A state panel meets tomorrow to set official estimates of state tax revenue for the next 15 months.
Robust projections could lead House Republicans to accept the Iowa Senate’s plan to accelerate state income tax cuts. But House Speaker Pat Grassley points to a 2018 law includes a benchmark that state tax collections grow by at least 4% before the tax cuts are triggered to kick in.
“We might sit here tomorrow and revenue has grown to a point where it’s not an issue, but if that’s not the case, we’re going to take a cautions approach to looking at the triggers,” Grassley told reporters this morning.
Governor Kim Reynolds supports removing that tax revenue measurement, so a series of promised income tax cuts automatically take effect in 2023.
“We recognize that’s been a priority of the governor’s so we’ll engage in those conversations,” Grassley said.
Another factor in the tax debate has been federal pandemic relief money, which is not to be used by states to cut taxes. The U.S. Treasury Department has issued a statement, saying states may cut taxes this year, so long as an accounting shows the extra federal funds aren’t the reason a state is in a position to cut taxes. Grassley said he hasn’t seen that statement, but lawmakers will look at “potential tax changes if it doesn’t jeopardize” the federal aid.
“We obviously want to get money back in the pockets of hardworking Iowans, but we also want to do that in a responsible way that we don’t end up upside down like some of our neighbors,” Grassley said.

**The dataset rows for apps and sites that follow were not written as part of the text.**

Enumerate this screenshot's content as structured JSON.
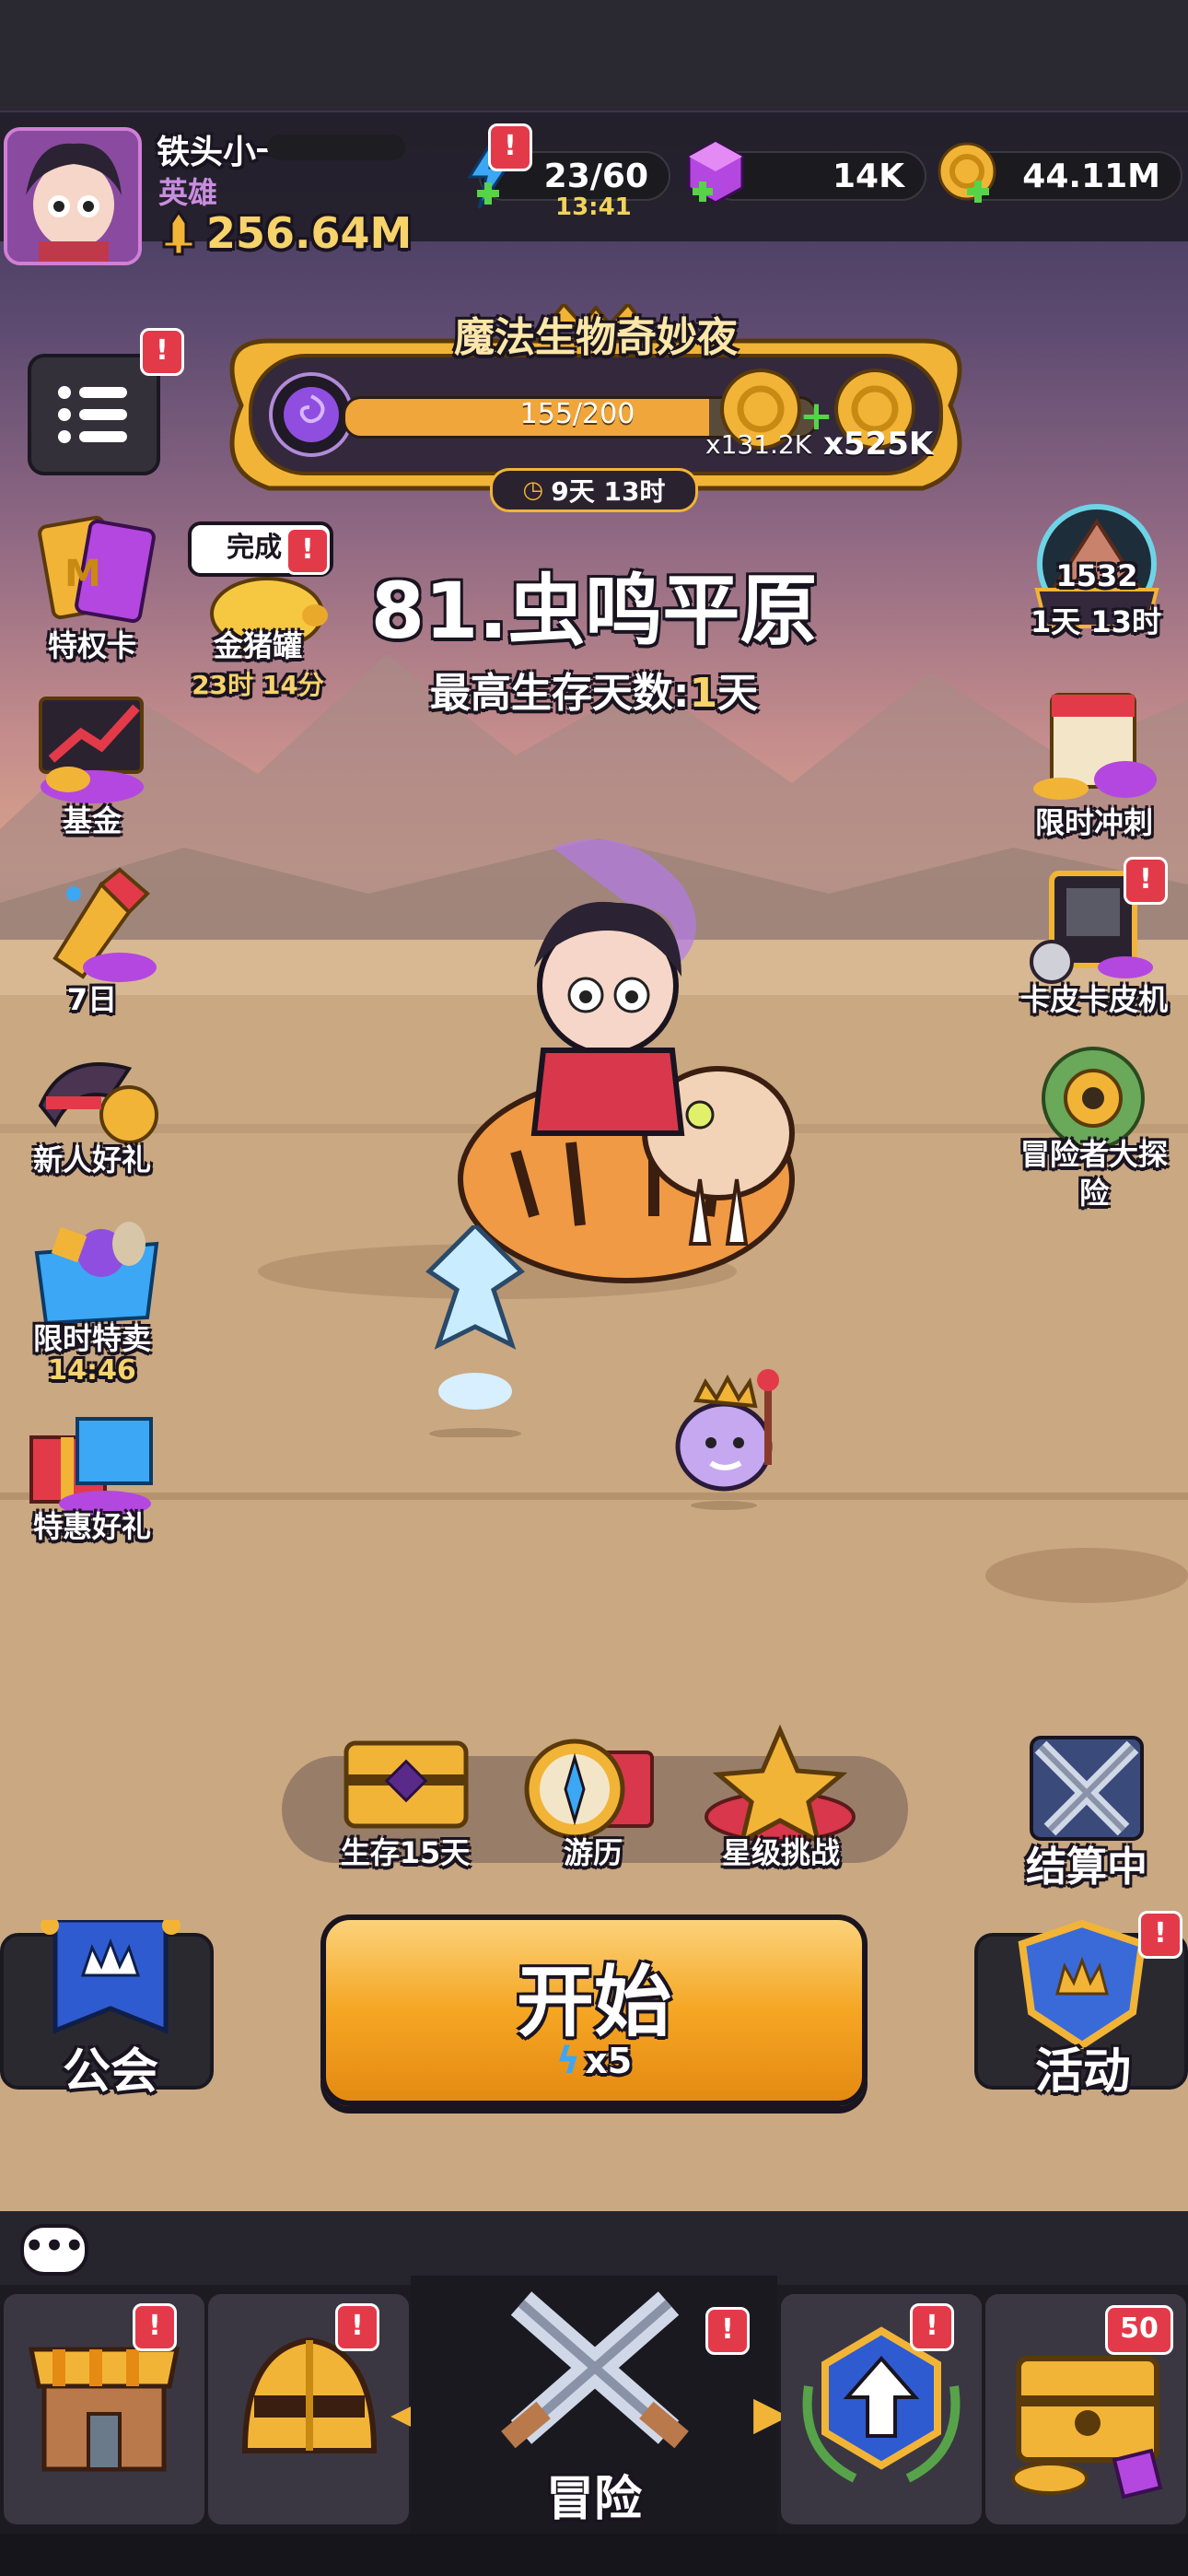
{
  "player": {
    "name": "铁头小一",
    "title": "英雄",
    "power": "256.64M"
  },
  "resources": {
    "energy": "23/60",
    "energy_timer": "13:41",
    "gems": "14K",
    "coins": "44.11M"
  },
  "event": {
    "title": "魔法生物奇妙夜",
    "progress": "155/200",
    "progress_fraction": 0.775,
    "reward1_count": "x131.2K",
    "reward2_count": "x525K",
    "timer": "9天 13时"
  },
  "stage": {
    "name": "81.虫鸣平原",
    "best_label": "最高生存天数:",
    "best_value": "1",
    "best_unit": "天"
  },
  "left_menu": [
    {
      "label": "特权卡",
      "icon": "privilege-card-icon"
    },
    {
      "label": "基金",
      "icon": "fund-chart-icon"
    },
    {
      "label": "7日",
      "icon": "seven-day-gift-icon"
    },
    {
      "label": "新人好礼",
      "icon": "newbie-gift-icon"
    },
    {
      "label": "限时特卖",
      "sub": "14:46",
      "icon": "limited-sale-icon"
    },
    {
      "label": "特惠好礼",
      "icon": "special-gift-icon"
    }
  ],
  "piggy": {
    "bubble": "完成!",
    "label": "金猪罐",
    "timer": "23时 14分"
  },
  "right_menu": [
    {
      "label": "1532",
      "sub": "1天 13时",
      "icon": "rank-pyramid-icon"
    },
    {
      "label": "限时冲刺",
      "icon": "sprint-calendar-icon"
    },
    {
      "label": "卡皮卡皮机",
      "icon": "capsule-machine-icon"
    },
    {
      "label": "冒险者大探险",
      "icon": "explorer-map-icon"
    }
  ],
  "quests": [
    {
      "label": "生存15天",
      "icon": "chest-icon"
    },
    {
      "label": "游历",
      "icon": "compass-icon"
    },
    {
      "label": "星级挑战",
      "icon": "star-challenge-icon"
    }
  ],
  "settle": {
    "label": "结算中"
  },
  "guild": {
    "label": "公会"
  },
  "start": {
    "label": "开始",
    "cost": "x5"
  },
  "activity": {
    "label": "活动"
  },
  "nav": {
    "adventure_label": "冒险",
    "chest_badge": "50"
  },
  "colors": {
    "gold": "#f2b437",
    "start_orange": "#f5a623",
    "badge_red": "#e33a4a",
    "bar_fill": "#f0a63a"
  }
}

Last month, the governor of Illinois proposed corporate tax changes that would raise $932 million more in taxes. The State of Illinois faces a budget deficit. Iowa has nearly a billion in cash reserves and the state’s economic emergency fund. Democrats have argued the pandemic is an emergency and that money should have been spent in a variety of ways.